From the entries provided below, copy each line that contains the word "kind".

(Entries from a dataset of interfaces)
---------------
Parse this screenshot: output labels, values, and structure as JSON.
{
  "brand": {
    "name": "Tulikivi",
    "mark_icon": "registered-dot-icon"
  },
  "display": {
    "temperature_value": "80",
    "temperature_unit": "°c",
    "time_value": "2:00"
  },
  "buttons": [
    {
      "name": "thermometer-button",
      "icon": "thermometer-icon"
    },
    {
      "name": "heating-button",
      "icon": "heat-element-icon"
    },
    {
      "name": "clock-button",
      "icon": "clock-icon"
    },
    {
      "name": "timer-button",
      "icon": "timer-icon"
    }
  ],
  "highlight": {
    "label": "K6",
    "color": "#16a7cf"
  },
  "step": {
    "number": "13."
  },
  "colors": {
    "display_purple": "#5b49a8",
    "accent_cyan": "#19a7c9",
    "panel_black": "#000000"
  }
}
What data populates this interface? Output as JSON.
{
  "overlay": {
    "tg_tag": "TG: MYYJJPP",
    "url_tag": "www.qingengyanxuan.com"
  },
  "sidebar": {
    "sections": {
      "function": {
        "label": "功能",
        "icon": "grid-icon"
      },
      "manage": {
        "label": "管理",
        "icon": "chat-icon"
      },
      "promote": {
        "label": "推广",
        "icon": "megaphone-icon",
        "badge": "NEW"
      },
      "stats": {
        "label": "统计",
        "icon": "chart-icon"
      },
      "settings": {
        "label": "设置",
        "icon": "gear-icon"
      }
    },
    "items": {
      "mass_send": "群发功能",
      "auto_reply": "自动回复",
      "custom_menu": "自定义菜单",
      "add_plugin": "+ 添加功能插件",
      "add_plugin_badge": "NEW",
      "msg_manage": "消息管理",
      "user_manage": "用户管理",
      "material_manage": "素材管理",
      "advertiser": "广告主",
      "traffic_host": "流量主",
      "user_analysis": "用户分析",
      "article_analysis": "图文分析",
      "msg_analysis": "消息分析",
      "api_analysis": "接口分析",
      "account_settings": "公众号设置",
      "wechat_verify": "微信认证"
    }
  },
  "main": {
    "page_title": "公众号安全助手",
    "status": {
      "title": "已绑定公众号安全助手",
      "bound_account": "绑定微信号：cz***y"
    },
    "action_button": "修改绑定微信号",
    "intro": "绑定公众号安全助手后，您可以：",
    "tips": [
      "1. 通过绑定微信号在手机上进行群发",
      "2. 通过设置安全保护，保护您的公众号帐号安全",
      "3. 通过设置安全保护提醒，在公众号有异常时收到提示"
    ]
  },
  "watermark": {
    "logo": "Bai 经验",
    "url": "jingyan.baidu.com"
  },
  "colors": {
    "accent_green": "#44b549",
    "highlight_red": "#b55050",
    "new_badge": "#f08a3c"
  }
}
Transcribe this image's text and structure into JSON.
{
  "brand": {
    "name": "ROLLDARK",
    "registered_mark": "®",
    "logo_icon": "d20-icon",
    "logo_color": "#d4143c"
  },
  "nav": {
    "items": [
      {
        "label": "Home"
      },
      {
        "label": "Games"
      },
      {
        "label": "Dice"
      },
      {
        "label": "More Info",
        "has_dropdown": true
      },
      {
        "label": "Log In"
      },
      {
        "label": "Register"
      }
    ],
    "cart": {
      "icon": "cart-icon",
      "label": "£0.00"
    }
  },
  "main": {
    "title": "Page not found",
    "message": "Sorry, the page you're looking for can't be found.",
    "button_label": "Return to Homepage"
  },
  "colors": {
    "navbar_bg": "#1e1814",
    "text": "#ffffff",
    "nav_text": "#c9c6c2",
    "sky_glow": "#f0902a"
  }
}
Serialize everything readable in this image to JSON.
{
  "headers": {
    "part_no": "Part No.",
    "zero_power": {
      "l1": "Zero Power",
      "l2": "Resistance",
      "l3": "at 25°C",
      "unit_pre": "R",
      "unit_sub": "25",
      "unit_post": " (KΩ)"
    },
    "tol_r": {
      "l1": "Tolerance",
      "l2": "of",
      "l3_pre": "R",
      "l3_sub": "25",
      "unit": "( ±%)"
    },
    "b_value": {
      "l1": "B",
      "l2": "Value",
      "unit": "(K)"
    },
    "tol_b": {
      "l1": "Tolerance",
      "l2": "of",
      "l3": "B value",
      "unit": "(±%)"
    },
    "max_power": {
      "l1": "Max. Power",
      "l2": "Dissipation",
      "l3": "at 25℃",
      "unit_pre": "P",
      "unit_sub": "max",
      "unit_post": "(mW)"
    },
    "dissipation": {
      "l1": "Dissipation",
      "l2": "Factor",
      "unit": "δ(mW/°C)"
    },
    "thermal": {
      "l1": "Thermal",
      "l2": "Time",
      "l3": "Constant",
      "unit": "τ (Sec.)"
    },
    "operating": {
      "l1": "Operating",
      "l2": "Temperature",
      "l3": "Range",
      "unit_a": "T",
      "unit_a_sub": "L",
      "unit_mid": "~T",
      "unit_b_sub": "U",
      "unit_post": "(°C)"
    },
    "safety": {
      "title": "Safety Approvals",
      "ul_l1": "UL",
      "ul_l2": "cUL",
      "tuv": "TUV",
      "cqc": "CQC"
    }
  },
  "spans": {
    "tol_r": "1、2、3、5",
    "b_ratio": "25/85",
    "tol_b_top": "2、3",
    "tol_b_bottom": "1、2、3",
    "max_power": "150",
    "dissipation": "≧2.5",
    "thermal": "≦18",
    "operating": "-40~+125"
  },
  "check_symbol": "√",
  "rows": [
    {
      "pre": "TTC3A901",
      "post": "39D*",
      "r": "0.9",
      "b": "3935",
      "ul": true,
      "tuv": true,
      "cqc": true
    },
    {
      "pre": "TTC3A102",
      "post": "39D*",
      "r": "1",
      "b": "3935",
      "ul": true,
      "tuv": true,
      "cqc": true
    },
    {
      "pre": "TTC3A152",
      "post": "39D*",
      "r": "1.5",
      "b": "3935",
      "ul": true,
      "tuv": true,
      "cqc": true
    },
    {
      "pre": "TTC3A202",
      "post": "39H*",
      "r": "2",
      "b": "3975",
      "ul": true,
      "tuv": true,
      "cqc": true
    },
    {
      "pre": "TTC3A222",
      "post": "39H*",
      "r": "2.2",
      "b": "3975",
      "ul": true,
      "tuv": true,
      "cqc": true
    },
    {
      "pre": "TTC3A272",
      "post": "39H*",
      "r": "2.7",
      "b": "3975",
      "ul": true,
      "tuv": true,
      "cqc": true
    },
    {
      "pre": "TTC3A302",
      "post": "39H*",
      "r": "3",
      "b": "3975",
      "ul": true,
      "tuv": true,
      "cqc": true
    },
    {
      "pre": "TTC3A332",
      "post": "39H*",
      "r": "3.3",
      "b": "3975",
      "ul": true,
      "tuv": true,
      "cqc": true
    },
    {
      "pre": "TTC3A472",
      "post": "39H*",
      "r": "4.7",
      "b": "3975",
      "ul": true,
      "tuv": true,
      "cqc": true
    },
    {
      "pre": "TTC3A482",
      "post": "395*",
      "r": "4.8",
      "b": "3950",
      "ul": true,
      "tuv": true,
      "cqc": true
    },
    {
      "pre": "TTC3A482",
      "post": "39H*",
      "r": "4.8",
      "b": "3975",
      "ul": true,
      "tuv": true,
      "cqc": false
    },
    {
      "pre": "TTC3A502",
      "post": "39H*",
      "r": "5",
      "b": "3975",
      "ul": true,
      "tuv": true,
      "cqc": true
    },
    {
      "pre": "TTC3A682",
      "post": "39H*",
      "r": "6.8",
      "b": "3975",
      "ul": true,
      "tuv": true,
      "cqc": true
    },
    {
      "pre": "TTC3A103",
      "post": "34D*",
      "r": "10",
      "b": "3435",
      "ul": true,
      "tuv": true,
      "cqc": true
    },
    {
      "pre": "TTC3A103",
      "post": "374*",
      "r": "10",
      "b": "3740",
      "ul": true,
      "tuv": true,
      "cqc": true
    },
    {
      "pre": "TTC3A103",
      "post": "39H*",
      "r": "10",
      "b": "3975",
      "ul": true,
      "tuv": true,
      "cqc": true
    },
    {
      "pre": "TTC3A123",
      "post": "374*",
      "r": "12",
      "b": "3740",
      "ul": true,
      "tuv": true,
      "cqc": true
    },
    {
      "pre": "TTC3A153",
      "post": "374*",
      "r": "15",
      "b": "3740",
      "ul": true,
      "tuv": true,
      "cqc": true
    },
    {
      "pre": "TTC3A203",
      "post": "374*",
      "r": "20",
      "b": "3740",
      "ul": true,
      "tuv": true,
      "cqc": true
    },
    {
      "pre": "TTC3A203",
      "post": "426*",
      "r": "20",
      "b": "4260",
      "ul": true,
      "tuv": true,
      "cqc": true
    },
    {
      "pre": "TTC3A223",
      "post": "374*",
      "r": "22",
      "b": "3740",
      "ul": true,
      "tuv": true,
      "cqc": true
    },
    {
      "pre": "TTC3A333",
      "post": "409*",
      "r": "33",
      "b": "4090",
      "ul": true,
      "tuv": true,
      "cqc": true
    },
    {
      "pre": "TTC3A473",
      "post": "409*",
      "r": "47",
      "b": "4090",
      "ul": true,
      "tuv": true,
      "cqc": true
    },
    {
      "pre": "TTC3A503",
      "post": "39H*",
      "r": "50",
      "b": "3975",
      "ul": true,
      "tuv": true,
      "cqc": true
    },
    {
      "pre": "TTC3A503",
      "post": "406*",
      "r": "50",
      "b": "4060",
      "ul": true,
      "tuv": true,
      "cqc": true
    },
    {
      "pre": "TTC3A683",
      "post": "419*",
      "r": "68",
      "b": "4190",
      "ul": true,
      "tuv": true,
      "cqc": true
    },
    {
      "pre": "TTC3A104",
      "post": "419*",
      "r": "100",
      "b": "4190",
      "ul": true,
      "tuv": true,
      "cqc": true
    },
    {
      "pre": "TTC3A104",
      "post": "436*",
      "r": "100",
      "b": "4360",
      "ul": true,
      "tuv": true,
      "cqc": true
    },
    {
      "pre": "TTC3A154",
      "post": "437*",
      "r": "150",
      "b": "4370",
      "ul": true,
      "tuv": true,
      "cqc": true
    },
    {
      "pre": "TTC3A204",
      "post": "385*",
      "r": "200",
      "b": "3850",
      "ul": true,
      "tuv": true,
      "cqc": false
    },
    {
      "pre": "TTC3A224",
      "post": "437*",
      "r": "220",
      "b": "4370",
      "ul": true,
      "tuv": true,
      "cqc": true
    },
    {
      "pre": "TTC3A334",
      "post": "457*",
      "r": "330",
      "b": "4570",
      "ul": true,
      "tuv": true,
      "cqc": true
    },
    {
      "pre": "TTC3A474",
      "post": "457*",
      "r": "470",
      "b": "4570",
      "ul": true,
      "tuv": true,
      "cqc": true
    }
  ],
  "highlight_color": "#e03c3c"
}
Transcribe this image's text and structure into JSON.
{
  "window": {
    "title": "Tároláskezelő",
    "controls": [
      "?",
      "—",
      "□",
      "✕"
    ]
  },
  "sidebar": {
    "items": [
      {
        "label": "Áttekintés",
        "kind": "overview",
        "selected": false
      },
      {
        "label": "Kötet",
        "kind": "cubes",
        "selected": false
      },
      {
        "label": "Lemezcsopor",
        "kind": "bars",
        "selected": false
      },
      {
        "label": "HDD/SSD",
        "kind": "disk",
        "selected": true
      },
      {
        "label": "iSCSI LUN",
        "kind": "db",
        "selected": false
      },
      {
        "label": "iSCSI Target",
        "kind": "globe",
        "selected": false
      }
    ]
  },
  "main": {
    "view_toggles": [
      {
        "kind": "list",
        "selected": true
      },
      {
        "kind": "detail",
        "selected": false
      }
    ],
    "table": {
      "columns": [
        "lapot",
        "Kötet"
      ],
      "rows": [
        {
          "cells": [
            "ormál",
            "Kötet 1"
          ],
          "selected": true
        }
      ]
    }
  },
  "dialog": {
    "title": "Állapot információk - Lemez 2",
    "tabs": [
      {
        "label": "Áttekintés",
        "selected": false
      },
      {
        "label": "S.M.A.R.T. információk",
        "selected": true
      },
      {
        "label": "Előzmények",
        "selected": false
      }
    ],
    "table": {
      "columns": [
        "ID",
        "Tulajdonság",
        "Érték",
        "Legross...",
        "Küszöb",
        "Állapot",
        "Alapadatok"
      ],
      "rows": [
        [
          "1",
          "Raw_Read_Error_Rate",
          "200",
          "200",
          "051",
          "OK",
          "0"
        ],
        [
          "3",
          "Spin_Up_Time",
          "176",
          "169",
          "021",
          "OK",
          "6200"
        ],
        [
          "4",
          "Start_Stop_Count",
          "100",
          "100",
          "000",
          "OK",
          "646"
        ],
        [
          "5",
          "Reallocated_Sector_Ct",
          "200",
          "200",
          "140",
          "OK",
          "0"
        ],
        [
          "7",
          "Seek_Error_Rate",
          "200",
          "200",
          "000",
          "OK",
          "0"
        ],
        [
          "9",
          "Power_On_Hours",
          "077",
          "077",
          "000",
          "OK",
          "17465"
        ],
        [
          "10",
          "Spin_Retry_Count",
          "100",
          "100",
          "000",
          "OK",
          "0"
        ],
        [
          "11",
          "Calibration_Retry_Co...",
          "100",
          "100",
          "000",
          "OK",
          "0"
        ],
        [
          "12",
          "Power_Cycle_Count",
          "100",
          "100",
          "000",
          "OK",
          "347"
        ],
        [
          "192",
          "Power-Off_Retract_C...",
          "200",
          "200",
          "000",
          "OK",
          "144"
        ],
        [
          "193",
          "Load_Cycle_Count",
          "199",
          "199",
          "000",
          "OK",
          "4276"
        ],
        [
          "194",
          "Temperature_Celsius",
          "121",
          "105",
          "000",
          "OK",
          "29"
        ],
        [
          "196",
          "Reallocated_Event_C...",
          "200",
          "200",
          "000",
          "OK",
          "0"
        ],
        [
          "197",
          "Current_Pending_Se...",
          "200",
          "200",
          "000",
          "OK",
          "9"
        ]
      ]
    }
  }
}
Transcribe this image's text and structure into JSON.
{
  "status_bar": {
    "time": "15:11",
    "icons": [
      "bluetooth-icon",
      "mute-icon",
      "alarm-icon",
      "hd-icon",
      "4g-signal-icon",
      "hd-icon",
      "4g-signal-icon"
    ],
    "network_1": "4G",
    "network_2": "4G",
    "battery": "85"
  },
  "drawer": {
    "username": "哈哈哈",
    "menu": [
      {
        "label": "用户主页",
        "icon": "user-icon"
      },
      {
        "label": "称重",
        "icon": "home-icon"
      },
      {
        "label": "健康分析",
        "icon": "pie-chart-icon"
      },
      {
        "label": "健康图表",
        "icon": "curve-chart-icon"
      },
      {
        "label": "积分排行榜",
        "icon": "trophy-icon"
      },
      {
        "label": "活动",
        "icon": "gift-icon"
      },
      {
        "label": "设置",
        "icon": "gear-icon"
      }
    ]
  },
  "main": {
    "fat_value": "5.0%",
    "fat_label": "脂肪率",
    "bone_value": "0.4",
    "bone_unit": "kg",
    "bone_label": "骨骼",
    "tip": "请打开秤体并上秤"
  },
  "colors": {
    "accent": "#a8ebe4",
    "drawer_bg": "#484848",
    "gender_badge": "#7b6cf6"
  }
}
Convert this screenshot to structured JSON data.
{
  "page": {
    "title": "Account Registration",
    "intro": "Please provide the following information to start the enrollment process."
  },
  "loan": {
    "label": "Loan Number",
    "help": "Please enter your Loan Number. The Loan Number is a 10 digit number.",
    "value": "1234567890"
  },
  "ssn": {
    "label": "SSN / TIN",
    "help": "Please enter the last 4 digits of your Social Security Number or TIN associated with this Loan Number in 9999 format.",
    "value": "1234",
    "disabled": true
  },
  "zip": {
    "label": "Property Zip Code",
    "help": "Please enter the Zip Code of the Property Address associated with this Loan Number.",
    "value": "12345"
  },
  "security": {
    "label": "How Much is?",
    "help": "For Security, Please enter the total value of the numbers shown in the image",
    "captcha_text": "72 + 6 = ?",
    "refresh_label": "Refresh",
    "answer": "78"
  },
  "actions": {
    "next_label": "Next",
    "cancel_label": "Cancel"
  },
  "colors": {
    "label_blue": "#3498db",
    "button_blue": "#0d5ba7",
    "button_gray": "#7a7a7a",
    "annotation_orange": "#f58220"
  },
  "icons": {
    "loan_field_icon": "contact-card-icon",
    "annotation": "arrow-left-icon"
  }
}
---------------
• RESULT
        "kind": "overview",
        "kind": "cubes",
        "kind": "bars",
        "kind": "disk",
        "kind": "db",
        "kind": "globe",
        "kind": "list",
        "kind": "detail",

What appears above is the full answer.